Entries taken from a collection
######
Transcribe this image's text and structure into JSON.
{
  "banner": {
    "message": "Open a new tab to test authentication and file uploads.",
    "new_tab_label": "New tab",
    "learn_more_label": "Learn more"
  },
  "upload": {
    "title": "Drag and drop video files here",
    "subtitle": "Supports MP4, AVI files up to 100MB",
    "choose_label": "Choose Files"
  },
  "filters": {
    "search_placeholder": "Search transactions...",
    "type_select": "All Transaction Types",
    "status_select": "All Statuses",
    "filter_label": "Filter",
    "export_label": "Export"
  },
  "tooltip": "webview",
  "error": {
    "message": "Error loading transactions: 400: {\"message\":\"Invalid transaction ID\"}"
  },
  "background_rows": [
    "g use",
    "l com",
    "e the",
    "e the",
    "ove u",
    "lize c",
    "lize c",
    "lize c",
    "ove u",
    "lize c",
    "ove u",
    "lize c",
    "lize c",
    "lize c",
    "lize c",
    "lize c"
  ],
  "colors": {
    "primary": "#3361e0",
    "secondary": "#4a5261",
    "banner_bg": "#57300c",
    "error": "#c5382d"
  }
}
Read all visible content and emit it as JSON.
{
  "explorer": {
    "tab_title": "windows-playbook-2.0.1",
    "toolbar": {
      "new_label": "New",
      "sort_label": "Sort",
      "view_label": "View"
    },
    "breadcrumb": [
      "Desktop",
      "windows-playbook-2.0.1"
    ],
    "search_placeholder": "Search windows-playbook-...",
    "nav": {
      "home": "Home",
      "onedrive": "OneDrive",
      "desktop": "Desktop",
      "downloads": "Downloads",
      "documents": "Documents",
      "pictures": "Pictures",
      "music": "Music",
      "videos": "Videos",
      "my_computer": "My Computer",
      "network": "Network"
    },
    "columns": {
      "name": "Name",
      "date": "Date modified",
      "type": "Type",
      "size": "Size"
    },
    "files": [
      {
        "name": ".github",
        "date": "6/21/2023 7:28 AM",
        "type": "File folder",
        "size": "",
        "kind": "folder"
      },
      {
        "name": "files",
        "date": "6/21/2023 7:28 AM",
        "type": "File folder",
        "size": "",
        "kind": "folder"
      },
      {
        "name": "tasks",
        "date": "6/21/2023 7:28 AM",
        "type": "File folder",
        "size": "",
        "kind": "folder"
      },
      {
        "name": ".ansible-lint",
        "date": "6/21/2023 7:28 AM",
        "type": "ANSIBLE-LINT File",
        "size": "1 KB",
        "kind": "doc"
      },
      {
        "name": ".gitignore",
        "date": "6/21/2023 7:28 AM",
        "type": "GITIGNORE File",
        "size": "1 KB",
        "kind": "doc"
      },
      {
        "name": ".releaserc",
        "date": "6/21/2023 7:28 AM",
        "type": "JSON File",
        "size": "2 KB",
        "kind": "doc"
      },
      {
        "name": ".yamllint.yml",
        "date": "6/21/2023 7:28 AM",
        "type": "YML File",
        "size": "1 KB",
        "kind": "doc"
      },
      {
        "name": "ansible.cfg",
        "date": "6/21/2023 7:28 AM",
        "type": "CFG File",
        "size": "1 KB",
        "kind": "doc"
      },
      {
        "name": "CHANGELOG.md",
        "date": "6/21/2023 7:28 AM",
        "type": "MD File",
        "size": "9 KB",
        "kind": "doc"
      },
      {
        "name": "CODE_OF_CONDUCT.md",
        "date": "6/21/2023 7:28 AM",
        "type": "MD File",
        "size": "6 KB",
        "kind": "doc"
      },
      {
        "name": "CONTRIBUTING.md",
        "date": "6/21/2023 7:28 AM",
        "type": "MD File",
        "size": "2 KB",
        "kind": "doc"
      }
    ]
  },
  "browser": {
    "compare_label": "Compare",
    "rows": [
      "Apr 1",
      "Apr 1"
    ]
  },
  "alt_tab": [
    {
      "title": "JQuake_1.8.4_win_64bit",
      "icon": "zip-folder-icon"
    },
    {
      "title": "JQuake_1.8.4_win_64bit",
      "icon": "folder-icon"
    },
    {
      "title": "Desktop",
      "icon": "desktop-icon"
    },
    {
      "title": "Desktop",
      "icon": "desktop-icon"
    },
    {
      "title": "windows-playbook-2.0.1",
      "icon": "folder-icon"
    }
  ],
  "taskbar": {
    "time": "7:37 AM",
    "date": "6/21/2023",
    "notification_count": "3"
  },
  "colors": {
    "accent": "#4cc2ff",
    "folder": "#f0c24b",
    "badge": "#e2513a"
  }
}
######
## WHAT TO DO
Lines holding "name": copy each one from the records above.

## SOLUTION TO THIS PROBLEM
      "name": "Name",
        "name": ".github",
        "name": "files",
        "name": "tasks",
        "name": ".ansible-lint",
        "name": ".gitignore",
        "name": ".releaserc",
        "name": ".yamllint.yml",
        "name": "ansible.cfg",
        "name": "CHANGELOG.md",
        "name": "CODE_OF_CONDUCT.md",
        "name": "CONTRIBUTING.md",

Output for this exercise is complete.